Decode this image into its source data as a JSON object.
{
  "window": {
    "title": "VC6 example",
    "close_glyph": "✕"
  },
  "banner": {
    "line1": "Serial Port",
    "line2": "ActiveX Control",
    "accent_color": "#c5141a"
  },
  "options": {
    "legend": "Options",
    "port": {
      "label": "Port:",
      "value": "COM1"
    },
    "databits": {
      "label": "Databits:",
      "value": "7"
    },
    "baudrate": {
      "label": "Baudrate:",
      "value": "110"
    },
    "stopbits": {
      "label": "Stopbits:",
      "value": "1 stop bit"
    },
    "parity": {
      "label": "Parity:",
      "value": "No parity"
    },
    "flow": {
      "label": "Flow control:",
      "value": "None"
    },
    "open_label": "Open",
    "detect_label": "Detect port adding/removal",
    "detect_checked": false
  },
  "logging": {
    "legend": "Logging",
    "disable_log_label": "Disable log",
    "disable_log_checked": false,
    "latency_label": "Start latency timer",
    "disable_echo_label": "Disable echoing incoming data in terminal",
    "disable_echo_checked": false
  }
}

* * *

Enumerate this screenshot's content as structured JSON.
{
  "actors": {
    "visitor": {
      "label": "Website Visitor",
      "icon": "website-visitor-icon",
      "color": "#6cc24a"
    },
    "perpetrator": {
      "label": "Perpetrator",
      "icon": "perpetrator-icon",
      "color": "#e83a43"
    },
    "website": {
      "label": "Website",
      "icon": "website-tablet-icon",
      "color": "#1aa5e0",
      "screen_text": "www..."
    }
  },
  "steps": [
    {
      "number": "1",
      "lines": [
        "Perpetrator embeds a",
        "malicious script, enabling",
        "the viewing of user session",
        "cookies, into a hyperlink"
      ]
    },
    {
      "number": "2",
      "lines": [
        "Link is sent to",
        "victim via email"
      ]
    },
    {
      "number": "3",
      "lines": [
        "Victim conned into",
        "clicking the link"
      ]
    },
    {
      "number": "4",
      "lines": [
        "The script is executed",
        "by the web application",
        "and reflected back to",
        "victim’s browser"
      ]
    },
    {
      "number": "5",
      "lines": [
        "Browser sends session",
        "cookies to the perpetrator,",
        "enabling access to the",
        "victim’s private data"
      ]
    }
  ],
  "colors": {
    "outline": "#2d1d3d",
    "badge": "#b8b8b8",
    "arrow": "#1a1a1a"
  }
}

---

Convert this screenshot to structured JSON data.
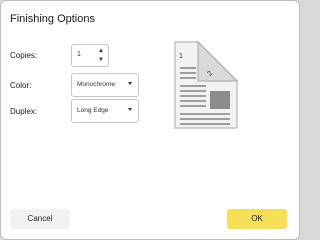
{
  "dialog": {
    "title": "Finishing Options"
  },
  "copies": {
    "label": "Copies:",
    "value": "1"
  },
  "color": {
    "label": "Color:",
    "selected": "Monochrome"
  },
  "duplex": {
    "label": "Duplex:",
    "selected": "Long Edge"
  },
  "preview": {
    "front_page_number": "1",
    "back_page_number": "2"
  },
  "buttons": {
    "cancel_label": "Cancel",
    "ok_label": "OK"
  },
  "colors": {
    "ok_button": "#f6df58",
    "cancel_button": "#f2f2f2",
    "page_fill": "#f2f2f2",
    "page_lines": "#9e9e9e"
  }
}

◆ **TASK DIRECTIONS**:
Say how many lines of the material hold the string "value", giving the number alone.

◆ **SOLUTION TO THIS PROBLEM**:
7